Bottom line: pay walls may work for a few niche publications, but I believe that in the long run this will be to their detriment; once again it will limit the amount of ad revenue coming into the coffers and therefore hurt the growth of the publication in the long run.

Web2.0 has arrived, and with it video, audio, augmented reality, location-based technology, social media hook-ups – all providing engagement – that is sorely lacking in the current online news model. An engaged reader is one who will spend more time and become more socially invested in your brand, and be worth more in terms of advertising revenue.

Web2.0 also provides opportunities for advertisers to engage with readers. Most readers do not want advertising, either in print or online, but accept it as a necessity. Advertisers need to modify their approach, to serve up adverts that are relevant – even personalised – to the reader. Innovation, in the form of exploring new formats (as long as they are not irritating) should also be explored. Once again, engagement is the key.

Paywalls = Lock Out or Lock In?

Good content needs to be paid for, and advertising is the way this should be done – not by throwing up paywalls and charging for entry. By trying to “lock in” readers, you have more chance of locking them out, especially in a South African context.

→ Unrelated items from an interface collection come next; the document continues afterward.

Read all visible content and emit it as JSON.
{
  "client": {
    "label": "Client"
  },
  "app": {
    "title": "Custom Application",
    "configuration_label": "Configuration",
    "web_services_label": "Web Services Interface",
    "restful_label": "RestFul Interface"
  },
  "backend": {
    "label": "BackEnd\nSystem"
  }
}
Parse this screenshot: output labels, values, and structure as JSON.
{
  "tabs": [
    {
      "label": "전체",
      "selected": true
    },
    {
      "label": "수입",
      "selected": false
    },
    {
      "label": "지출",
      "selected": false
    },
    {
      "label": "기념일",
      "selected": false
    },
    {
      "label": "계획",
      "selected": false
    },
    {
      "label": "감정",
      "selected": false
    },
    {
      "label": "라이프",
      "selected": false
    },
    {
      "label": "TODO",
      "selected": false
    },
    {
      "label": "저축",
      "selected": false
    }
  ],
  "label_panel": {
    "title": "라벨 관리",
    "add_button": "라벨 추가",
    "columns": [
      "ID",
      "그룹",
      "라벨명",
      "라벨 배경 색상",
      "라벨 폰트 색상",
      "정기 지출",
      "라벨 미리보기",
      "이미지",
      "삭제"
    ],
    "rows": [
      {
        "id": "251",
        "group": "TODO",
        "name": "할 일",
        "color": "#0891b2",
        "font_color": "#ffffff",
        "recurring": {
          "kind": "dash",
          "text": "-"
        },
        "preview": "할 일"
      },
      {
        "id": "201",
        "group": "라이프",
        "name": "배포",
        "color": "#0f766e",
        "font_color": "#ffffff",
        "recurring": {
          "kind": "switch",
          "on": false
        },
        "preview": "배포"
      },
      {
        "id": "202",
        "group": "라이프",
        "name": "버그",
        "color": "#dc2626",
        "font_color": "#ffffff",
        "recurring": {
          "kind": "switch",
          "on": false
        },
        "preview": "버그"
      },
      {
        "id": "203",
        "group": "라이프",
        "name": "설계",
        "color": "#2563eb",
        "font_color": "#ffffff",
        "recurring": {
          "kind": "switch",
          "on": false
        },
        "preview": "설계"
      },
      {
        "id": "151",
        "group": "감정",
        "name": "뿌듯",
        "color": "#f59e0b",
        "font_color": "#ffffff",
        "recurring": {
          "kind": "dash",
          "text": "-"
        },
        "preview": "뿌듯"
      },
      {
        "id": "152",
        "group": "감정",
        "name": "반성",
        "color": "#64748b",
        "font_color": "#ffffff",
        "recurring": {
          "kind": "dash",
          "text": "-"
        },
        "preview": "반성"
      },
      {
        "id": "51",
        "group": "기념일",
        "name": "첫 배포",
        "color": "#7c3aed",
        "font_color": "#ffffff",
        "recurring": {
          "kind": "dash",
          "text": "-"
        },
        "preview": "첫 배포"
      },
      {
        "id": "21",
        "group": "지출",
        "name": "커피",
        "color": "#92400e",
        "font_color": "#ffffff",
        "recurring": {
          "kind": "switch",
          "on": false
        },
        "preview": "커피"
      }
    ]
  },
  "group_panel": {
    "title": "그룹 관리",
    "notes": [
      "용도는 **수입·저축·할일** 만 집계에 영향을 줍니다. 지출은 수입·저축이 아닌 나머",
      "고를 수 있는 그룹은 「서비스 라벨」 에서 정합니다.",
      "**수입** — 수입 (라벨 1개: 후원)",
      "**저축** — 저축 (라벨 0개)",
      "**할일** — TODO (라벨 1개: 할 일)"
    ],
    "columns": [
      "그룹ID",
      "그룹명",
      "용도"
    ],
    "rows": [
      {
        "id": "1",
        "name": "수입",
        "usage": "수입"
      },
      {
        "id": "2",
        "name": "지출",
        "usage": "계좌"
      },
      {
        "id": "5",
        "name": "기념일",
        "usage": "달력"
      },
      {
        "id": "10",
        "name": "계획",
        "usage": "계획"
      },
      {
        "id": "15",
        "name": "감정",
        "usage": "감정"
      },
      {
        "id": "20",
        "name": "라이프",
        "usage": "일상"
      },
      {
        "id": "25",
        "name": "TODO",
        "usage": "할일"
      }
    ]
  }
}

Advertising is newspapers’ lifeblood, and the playing field changes as the Internet evolves. According to the Newspaper Association of America, print advertising revenue was almost cut in half from 1999 to 2009. South African newspapers have followed a similar path, although in populations where the Internet is less available, tabloid titles for the working-class, like The Daily Sun, have thrived.

During the same period, Internet advertising revenue has boomed – from under $10 billion globally in 2002 to over $70 billion in 2011. It’s still far below the $130 billion being spent globally on newspaper advertising in 2011, but it looks like it’s just a matter of time before Internet ad spend overtakes that of newspapers.

Innovation is the key to engaging readers, and in South Africa we need to be innovative rather than reactionary. Take Piano Media, which launched in May last year in Slovakia. They offer readers a “bundle” membership: by subscribing to any one of Piano Media’s affiliated newspaper sites, readers automatically get access to all the other newspapers on the national paywall’s system – at no further cost.

Innovation Engages Solutions

Piano Media launched in Slovakia with nine publishers, but now they have most of the newspapers as well as a TV station, online video sites and many local magazines. For the publishers, this outsourced paywall system removes the headache of running a dedicated web “store” on their site; Piano Media handle all that, and provide valuable statistics on readership.

In a way, this has broken a paradigm. Rather than competing against each other Piano media has united the competitors in a subscription-based model, which is affordable and sustainable – it’s a win-win. Although it must be noted that publishers have been cautious not to place too much content behind the wall – offering paying subscribers access to “premium” articles or features, while keeping the front page and current news free and open to all.

Whether or not this would work in South Africa, with our diverse cultures and languages, is debatable. Can our competitive newspapers create enough of a ‘truce’ to try a system like this?
Perhaps the answer is in collaboration with people who do understand the Internet, like Google which is working hard with news media to champion free press and pioneer new payment models.

New Answers To Old Problems

Google recently came up with an interesting new option: a joint venture of sorts with news publishers, where Google runs surveys that form the reader’s “payment” for reading a free article. Readers get to fill in research and read for free, and the news site gets a micro-payment for each survey that’s completed by a reader.

Newspapers desperately need to shift beyond their print paradigm and embrace the digital world, and find a financially viable way of doing that doesn’t alienate readers, but engages them. Because if nothing else, good journalism is needed to expose vice and folly in society. That, and the small matter of upholding democracy.